■ Required work ■
What is the number of lines in these records that hold the word "features"? Reply with that number alone.
Segment Start: Records to process
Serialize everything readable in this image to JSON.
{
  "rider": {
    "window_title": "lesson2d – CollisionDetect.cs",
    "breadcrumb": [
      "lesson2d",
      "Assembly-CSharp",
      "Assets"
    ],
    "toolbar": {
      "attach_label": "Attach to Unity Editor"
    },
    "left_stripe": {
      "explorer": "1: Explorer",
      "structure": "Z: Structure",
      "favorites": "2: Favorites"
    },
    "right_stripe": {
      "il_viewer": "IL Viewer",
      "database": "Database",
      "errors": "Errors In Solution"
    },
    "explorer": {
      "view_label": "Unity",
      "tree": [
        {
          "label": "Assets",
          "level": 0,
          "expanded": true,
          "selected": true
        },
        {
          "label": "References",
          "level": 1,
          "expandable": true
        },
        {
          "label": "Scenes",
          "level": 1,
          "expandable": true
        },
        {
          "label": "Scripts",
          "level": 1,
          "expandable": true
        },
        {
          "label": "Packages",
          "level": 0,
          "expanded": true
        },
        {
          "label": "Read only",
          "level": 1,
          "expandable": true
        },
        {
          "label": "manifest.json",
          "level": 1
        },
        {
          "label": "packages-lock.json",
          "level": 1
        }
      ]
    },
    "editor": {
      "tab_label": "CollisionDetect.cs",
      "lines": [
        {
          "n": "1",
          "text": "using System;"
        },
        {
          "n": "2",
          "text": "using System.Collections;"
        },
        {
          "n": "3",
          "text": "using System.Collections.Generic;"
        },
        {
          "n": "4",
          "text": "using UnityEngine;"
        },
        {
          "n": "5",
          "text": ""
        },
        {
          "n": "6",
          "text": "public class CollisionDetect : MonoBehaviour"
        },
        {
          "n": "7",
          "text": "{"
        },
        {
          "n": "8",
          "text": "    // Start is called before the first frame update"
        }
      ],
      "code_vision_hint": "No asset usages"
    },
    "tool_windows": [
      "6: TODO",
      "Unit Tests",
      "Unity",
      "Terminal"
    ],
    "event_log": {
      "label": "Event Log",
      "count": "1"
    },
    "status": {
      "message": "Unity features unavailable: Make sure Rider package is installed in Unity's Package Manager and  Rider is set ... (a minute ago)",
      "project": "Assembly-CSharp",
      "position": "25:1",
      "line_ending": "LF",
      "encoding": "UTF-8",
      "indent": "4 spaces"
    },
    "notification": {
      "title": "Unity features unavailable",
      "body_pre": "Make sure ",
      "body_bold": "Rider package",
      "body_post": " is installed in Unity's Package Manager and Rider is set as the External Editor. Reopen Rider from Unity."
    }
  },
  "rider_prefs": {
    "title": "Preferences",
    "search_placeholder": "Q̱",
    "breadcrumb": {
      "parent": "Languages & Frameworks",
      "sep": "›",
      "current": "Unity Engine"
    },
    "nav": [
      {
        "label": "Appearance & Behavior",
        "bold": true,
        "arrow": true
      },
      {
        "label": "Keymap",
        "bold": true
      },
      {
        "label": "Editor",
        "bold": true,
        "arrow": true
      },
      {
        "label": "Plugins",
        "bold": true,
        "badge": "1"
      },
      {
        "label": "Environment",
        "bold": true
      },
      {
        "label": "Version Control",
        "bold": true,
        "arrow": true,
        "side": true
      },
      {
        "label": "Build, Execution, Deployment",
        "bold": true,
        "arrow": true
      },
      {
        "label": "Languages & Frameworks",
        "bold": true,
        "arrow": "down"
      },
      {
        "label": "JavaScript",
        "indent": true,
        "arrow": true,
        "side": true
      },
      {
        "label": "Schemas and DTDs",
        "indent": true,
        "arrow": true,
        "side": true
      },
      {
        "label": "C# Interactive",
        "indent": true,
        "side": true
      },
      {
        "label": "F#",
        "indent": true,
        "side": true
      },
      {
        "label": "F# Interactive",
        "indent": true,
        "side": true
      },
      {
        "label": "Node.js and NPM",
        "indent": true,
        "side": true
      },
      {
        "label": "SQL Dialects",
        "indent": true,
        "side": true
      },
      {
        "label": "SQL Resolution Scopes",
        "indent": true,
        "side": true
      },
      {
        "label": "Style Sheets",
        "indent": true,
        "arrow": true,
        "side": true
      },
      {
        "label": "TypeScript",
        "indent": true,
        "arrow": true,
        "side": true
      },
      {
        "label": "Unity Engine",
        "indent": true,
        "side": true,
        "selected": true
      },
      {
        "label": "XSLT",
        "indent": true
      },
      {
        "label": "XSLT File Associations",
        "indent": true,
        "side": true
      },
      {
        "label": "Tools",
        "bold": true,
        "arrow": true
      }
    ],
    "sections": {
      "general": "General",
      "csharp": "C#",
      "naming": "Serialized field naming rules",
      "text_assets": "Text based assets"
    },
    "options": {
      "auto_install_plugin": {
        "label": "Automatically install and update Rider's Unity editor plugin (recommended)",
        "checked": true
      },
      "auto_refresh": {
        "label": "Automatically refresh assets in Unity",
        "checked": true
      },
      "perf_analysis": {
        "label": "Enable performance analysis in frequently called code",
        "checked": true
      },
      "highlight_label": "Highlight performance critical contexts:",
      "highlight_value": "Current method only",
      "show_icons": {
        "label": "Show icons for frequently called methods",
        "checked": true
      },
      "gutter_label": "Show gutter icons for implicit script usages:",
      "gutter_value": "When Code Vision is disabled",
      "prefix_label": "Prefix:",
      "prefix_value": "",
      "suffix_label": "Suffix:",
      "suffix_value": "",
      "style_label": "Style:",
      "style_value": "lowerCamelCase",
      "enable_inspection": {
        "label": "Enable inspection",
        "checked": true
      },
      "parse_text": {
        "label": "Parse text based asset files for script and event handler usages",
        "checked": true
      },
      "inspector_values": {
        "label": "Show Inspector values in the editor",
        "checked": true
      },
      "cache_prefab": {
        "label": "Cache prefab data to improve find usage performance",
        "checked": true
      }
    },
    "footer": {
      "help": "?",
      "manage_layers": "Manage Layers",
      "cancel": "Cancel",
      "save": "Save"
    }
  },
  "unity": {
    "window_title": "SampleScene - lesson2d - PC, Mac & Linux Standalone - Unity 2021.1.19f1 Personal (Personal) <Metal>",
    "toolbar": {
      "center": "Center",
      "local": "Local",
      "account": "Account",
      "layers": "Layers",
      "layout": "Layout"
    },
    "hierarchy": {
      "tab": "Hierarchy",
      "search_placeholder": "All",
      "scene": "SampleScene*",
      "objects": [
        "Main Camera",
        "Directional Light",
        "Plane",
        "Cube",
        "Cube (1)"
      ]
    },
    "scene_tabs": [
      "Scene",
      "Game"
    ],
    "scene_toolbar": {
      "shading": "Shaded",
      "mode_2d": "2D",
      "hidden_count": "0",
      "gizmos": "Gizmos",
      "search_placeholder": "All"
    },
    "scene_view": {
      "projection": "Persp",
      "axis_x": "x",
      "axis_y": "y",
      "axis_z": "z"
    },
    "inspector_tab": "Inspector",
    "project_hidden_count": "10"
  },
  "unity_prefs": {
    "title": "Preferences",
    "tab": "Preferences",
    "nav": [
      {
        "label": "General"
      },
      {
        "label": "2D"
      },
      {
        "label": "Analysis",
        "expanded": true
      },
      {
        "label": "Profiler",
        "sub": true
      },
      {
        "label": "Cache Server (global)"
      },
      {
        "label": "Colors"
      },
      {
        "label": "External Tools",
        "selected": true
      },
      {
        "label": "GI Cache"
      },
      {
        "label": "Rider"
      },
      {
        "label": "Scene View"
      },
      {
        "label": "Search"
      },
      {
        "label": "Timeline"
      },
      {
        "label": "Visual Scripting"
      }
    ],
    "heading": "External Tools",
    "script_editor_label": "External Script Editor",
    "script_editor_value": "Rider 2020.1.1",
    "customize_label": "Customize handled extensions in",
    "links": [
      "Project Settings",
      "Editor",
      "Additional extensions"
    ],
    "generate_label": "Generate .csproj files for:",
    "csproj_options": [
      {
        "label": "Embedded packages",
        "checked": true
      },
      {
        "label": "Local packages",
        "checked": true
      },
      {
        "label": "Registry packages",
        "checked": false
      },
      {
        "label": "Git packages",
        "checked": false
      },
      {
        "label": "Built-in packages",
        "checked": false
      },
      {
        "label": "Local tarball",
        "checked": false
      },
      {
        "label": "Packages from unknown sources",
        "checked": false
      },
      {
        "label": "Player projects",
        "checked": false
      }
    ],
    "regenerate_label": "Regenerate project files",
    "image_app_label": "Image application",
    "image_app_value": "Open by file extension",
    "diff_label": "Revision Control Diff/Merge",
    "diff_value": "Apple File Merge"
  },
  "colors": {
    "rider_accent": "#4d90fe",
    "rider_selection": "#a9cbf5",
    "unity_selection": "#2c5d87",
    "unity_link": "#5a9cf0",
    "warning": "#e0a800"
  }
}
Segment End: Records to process
■ The answer ■
2